Summary: Describes Lincoln's impatience with Georgian men claiming loyalty and demanding compensation for property damage.
(Column 3)
Summary: Relates that the Mennonites, at their annual conference, passed resolutions to support the Union's efforts to "crush the present wicked rebellion."
A Rich Haul
(Column 3)
Summary: Details the expensive possessions taken from three men fleeing from Richmond during its capture. One of the men moved to Richmond to take advantage of wartime money-making opportunities.
Latest from Richmond--Weitzel's Capture--Sheridan Picking up Lee's Stragglers--Lee's Army Utterly Routed
(Column 4)
Summary: Summarizes a report from Secretary Stanton.
(Column 4)
Summary: Reports that Gov. Curtin issued a proclamation of thanks at the capture of Richmond.
Rejoicing over the Victory Order from Gen. Cadwalder. Rejoicings in Washington. Rejoicings in Harrisburg. Rejoicings at Baltimore.
(Column 4)
Summary: Describes the celebrations in Washington, Harrisburg, and Baltimore.
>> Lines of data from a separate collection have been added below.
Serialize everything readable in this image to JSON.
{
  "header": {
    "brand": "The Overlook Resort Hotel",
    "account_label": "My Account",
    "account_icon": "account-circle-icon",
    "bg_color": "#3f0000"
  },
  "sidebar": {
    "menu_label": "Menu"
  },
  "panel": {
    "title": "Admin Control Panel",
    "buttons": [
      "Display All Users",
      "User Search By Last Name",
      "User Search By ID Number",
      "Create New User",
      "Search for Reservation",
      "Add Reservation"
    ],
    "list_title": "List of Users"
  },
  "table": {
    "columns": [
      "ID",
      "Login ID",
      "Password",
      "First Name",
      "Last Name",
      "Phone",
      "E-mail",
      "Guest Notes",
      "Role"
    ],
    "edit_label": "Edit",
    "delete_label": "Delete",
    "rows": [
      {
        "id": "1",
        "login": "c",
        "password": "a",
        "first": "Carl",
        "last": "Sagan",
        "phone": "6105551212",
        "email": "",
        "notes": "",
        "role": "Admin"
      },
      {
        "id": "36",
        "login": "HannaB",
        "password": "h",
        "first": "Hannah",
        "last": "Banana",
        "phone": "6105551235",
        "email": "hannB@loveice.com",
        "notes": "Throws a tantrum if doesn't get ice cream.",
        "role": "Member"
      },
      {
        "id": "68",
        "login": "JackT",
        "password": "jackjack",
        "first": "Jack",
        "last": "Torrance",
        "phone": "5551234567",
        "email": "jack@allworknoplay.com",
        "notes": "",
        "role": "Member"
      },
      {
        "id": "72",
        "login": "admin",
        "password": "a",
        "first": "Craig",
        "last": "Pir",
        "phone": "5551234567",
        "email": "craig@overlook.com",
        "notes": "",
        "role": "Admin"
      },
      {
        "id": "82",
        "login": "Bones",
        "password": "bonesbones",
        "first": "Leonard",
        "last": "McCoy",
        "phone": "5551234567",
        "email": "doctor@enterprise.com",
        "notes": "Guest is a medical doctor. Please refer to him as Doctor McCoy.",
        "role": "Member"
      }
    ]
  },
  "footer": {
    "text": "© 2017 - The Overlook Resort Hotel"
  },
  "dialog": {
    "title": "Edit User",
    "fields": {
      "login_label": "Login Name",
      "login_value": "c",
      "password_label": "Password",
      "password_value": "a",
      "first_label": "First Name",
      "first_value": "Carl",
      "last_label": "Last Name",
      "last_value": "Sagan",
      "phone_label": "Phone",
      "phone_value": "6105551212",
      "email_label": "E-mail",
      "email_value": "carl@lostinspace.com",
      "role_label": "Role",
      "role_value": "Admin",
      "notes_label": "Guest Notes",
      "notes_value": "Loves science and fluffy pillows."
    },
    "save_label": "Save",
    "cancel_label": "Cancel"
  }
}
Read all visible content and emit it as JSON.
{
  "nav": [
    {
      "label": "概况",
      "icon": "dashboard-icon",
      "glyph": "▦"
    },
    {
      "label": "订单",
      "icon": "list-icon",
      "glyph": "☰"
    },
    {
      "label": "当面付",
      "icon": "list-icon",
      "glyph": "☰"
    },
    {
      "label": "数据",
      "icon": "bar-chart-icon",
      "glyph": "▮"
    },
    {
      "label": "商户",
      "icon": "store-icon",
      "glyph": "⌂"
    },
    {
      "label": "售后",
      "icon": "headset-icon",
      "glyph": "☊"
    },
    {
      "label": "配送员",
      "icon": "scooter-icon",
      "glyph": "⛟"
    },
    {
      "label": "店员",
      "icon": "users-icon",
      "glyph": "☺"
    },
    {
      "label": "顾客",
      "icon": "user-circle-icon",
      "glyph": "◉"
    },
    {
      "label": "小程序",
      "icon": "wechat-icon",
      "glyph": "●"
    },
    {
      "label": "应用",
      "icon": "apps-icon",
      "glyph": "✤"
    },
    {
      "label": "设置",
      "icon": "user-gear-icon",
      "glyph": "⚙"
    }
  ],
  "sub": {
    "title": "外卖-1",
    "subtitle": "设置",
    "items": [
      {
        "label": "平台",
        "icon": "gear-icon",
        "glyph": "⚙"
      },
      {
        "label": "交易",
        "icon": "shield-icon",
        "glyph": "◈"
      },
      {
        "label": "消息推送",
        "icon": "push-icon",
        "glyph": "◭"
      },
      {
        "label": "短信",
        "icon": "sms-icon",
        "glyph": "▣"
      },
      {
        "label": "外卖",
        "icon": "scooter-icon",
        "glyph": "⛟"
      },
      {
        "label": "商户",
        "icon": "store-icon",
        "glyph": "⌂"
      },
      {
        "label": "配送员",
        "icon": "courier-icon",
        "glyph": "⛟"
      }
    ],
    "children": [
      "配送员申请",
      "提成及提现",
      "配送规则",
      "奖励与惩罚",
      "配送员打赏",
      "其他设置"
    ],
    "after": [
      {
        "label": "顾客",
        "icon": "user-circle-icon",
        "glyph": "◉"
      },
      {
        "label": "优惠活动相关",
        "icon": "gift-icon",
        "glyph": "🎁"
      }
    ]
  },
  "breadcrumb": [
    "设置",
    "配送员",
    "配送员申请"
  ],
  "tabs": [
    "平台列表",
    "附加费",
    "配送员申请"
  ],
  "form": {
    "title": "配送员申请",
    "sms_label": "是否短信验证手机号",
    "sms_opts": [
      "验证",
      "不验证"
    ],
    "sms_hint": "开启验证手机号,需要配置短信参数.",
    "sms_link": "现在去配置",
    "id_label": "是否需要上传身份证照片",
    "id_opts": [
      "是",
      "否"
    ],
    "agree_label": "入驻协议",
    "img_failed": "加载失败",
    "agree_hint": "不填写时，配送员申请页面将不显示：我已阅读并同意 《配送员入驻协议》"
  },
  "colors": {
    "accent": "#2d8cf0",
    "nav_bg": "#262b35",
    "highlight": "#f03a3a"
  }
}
Finance And Trade.
(Column 4)
Summary: Notes the continuation of the 7-30 loans and the further decline in gold prices following the capture of Richmond and Union successes. Advises people to stop hoarding their money because there is no scarcity.
(Column 5)
Summary: On March 22, at the home of the bride's aunt, Mrs. Latham, in Springfield, Illinois, by Rev. Birch, Dr. Senseny, of Chambersburg, married Rosa Murdoch, of St. Louis, Missouri.
(Names in announcement: Rev. W. F. Birch, Dr. B. Rush Senseny, Miss Rosa Murdoch, Mrs. Latham)
(Column 5)
Summary: On April 4, in Green Township, Emma, daughter of John and Isabella Werdebaugh, died at 7 months and 17 days.
(Names in announcement: Emma Jane Werdebaugh, John Werdebaugh, Mrs. Isabella Werdebaugh)
(Column 5)
Summary: On March 29, near Welsh Run, Catharine Hursh died of Consumption at 22 years, 9 months, and 2 days.
(Names in announcement: Catharine Hursh)
(Column 5)
Summary: Jacob D. Wolfe, son of Jacob Wolfe, near Marion, was killed (shot in the head) at the battle of Fort Steadman on March 25. He was a member of Co. D, 209th, Regiment Pa. Vols.
(Names in announcement: Jacob D. Wolfe, Jacob Wolfe)

-Page 04-

Description of Page: The page includes advertisements.